TASK BRIEF: When a line in the records includes the string "Service", it goes into the tally; report that tally alone.
---
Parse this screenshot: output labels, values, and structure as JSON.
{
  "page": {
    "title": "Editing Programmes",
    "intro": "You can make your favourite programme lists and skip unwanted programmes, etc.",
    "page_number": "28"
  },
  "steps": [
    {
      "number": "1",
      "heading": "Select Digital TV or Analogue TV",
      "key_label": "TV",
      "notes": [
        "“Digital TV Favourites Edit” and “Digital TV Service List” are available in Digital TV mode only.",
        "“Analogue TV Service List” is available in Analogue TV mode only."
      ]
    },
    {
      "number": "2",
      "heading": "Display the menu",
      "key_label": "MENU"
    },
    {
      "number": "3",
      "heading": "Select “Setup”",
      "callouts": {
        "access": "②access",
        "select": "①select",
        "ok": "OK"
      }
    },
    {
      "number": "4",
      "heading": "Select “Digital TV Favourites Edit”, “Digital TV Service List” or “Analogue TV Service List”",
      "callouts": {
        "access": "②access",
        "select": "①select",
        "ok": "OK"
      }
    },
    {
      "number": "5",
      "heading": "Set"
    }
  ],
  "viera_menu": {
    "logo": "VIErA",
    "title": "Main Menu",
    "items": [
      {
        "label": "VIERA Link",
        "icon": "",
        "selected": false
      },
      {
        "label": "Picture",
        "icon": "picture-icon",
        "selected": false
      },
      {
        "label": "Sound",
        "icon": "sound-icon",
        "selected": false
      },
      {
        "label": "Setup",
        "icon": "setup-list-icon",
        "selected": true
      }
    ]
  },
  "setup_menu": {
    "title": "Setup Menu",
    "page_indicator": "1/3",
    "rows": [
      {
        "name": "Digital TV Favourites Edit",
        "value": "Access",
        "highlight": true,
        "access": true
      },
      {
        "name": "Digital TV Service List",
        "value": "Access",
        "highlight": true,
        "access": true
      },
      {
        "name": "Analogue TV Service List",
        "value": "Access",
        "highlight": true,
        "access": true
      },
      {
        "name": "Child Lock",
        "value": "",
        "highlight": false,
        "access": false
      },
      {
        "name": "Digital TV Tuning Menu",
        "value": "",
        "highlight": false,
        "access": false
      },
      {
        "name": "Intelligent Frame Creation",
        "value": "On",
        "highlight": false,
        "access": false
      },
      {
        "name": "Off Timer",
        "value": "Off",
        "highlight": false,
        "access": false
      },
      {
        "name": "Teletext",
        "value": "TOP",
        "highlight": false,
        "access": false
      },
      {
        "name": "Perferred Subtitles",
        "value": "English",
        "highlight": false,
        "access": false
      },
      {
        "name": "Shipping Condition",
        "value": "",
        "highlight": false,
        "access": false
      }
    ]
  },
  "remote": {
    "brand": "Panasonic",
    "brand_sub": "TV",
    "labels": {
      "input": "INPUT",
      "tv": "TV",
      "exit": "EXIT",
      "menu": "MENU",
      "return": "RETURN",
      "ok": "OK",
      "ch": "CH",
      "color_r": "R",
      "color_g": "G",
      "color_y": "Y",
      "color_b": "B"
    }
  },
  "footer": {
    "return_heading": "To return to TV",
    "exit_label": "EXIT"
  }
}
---
WRITTEN RESPONSE: 5